Binns is now living pain-free, returning to doing everything he used to before his three-year sight loss. “Being able to see my computer, being able to go for a walk or a drive – I am so happy for that,” he says.

The Toronto team hopes to do many more of these procedures in the future, says Dr. Sherif El Defrawy from the Canadian Ophthalmological Society and University of Toronto’s ophthalmology department.

“We are already seeing this in a number of centres across the country and you will see it more and more as we understand how to improve the success rate,” he says.

For Binns, the experience has been life-changing in one more important way: He has now decided to switch his studies from commerce to medicine, and hopes to go to school to become an ophthalmologist.

Experiments With Zebrafish Reveal Chemicals That Could Improve Bone Marrow Transplants

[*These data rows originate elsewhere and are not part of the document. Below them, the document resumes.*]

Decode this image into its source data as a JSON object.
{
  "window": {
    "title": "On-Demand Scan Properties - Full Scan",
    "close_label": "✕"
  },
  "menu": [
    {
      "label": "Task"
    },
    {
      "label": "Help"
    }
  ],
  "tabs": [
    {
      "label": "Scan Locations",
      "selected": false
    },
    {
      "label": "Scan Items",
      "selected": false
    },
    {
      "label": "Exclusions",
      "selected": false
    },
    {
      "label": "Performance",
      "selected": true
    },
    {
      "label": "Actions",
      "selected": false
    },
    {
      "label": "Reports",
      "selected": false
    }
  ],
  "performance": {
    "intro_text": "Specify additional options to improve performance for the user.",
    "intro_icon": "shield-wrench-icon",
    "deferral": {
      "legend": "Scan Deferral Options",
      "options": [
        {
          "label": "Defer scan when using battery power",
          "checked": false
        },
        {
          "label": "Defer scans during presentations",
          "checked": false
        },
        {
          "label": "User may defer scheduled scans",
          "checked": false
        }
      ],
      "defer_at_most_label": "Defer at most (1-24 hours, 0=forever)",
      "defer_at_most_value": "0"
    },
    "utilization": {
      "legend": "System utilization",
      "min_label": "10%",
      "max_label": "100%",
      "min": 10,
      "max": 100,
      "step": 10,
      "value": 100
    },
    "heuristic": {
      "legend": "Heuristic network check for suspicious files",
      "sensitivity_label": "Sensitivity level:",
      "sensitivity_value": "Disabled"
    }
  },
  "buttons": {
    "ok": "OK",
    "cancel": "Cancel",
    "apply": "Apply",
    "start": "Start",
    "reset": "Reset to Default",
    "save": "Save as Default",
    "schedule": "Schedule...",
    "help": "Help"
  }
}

Using large-scale zebrafish drug-screening models, researchers at Harvard Medical School and Boston Children’s Hospital have identified a potent group of chemicals that helps bone marrow transplants engraft or “take.”

The findings, published July 23 in Nature, could lead to human trials in patients with cancer and blood disorders within a year or two, said senior investigator Leonard Zon, professor of stem cell and regenerative biology in the Faculty of Arts and Sciences at Harvard University.


Supporters of the study include the Howard Hughes Medical Institute, the National Institutes of Health (1R01HL04880, Z01 ES025034, P50-NS40828, P30-HD18655, ROCA148633-01A5), the German Research Foundation (DFG) and the Care-for-Rare Foundation.